traditional rituals and medicines. In 1918, Christian villagers departed with the first Christian master to
accept the terms, Lui Chawalanga. When the attentive missionaries visited the smelting site to help figure
out why several charges failed to produce reducible iron, they dismissed suspicion that failure was caused by
the witchcraft of rivals, blessed by the furnace, and point out certain technical reasons for the failures.
The missionaries could smile on harvest festivals that mixed traditional and Christian features. Catechists
continually negotiated between strong cultural imperatives, such as widow inheritance, and the influx of the
young preparing for confirmation whom, without overt parental opposition, they instructed that monogamy
alone was Christian.
Christian Faith and the Demise of Ritual: The young master whom Greig observed as the owner
of the furnace under construction was a Christian, who seems to have made asides to the District Commis­
sioner to the effect that the ritual performance was not necessary to the metallurgic process. It was the elder
smelters serving as principal councillors, wasole, who guarded it as essential (Greig, 1937). When Robert
Lecture 11
Mining & Metallurgy
STS.089, Fall ’14
Wise commissioned the demonstration in the District Commissioner’s front garden, the setting was largely
artificial.

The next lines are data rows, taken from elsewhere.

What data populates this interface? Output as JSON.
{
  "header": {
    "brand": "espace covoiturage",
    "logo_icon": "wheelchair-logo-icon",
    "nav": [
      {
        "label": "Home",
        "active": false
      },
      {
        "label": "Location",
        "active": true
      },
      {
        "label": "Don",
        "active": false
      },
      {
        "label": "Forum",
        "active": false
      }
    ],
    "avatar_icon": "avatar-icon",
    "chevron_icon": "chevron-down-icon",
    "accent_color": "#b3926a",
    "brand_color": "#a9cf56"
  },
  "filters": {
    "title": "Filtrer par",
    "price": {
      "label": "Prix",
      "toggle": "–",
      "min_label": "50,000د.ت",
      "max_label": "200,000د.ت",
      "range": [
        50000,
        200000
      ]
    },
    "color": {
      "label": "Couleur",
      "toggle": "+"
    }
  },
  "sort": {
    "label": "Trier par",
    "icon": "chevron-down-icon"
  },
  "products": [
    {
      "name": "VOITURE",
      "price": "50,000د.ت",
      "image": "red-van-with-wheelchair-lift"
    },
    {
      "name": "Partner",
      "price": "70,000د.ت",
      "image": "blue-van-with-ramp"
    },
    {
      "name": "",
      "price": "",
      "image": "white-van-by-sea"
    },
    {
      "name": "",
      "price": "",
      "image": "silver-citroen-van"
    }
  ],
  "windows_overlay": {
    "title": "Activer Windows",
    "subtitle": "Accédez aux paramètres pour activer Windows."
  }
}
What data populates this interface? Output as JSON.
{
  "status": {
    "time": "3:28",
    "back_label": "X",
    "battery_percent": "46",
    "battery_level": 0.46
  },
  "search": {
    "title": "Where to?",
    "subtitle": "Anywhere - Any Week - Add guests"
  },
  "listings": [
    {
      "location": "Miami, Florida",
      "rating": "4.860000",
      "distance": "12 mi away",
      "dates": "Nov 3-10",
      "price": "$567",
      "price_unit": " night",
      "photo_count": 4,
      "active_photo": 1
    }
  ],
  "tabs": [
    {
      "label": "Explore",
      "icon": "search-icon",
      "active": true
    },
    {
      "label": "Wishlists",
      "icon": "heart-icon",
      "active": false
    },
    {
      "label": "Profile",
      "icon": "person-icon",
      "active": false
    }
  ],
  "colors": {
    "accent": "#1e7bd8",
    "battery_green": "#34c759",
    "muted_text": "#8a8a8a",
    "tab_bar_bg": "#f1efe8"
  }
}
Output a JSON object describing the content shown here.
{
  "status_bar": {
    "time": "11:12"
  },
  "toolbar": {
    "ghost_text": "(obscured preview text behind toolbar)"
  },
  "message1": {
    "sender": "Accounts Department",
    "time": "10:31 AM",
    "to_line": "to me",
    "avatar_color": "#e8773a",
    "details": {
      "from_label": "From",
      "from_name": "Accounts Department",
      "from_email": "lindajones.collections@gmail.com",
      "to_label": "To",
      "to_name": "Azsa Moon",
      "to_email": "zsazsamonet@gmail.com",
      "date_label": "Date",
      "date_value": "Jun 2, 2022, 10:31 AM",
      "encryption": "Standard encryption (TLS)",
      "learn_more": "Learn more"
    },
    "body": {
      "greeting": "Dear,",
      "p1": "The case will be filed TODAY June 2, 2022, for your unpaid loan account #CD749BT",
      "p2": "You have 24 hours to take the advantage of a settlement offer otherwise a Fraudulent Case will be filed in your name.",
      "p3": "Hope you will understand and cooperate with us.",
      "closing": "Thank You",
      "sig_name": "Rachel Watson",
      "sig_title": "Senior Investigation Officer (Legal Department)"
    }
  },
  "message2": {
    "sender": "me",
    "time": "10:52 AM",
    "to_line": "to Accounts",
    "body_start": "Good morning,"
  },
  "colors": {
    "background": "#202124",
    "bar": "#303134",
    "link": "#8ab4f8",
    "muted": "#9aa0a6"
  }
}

By dividing the articles between the physical steps and the rituals, he contributed to the detach­
ment of smelting from its place in daily life. In doing so, he drew upon Father Robert’s recently published
work (Wise, 1958).
MIT OpenCourseWare
STS.089 Technology and Innovation in Africa
Fall 2014
For information about citing these materials or our Terms of Use, visit: http://ocw.mit.edu/terms.